[Element data from apps and pages]
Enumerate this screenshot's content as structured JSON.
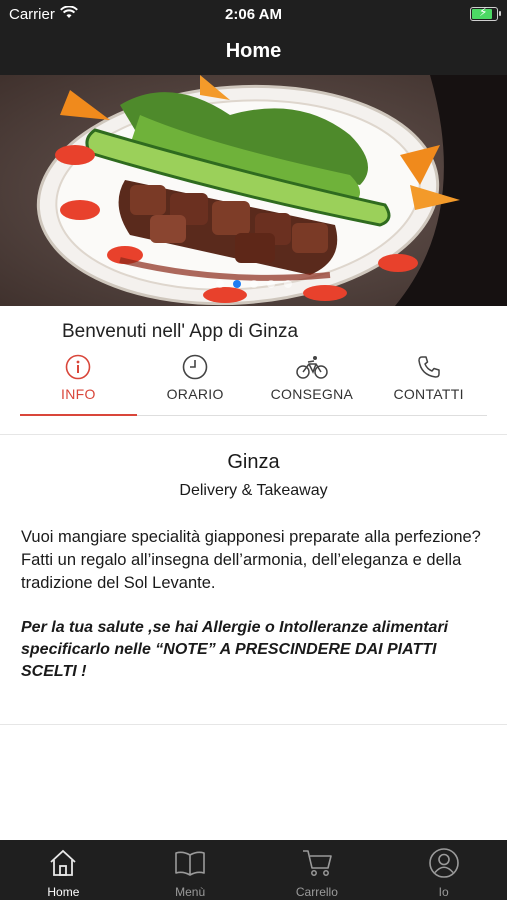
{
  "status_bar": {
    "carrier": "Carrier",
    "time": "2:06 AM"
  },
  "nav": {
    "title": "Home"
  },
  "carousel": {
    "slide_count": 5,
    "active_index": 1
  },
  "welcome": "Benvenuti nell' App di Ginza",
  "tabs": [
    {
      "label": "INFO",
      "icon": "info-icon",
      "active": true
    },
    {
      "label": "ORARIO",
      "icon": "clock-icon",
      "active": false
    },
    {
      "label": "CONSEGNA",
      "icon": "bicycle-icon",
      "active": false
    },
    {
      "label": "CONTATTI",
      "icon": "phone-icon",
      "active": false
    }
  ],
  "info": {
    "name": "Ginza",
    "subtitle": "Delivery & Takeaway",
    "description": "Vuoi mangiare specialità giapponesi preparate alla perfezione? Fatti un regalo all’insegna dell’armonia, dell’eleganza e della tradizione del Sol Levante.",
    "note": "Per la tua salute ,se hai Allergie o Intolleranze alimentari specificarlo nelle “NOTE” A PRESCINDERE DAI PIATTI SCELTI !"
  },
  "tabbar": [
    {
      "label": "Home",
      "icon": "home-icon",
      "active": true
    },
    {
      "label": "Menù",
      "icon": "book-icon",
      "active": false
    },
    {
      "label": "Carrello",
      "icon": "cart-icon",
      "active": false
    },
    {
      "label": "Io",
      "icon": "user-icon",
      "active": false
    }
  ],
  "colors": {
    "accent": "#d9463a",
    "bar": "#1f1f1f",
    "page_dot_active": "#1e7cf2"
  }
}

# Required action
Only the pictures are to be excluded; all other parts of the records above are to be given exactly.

# Exercise result
Enumerate this screenshot's content as structured JSON.
{
  "status_bar": {
    "carrier": "Carrier",
    "time": "2:06 AM"
  },
  "nav": {
    "title": "Home"
  },
  "carousel": {
    "slide_count": 5,
    "active_index": 1
  },
  "welcome": "Benvenuti nell' App di Ginza",
  "tabs": [
    {
      "label": "INFO",
      "icon": "info-icon",
      "active": true
    },
    {
      "label": "ORARIO",
      "icon": "clock-icon",
      "active": false
    },
    {
      "label": "CONSEGNA",
      "icon": "bicycle-icon",
      "active": false
    },
    {
      "label": "CONTATTI",
      "icon": "phone-icon",
      "active": false
    }
  ],
  "info": {
    "name": "Ginza",
    "subtitle": "Delivery & Takeaway",
    "description": "Vuoi mangiare specialità giapponesi preparate alla perfezione? Fatti un regalo all’insegna dell’armonia, dell’eleganza e della tradizione del Sol Levante.",
    "note": "Per la tua salute ,se hai Allergie o Intolleranze alimentari specificarlo nelle “NOTE” A PRESCINDERE DAI PIATTI SCELTI !"
  },
  "tabbar": [
    {
      "label": "Home",
      "icon": "home-icon",
      "active": true
    },
    {
      "label": "Menù",
      "icon": "book-icon",
      "active": false
    },
    {
      "label": "Carrello",
      "icon": "cart-icon",
      "active": false
    },
    {
      "label": "Io",
      "icon": "user-icon",
      "active": false
    }
  ],
  "colors": {
    "accent": "#d9463a",
    "bar": "#1f1f1f",
    "page_dot_active": "#1e7cf2"
  }
}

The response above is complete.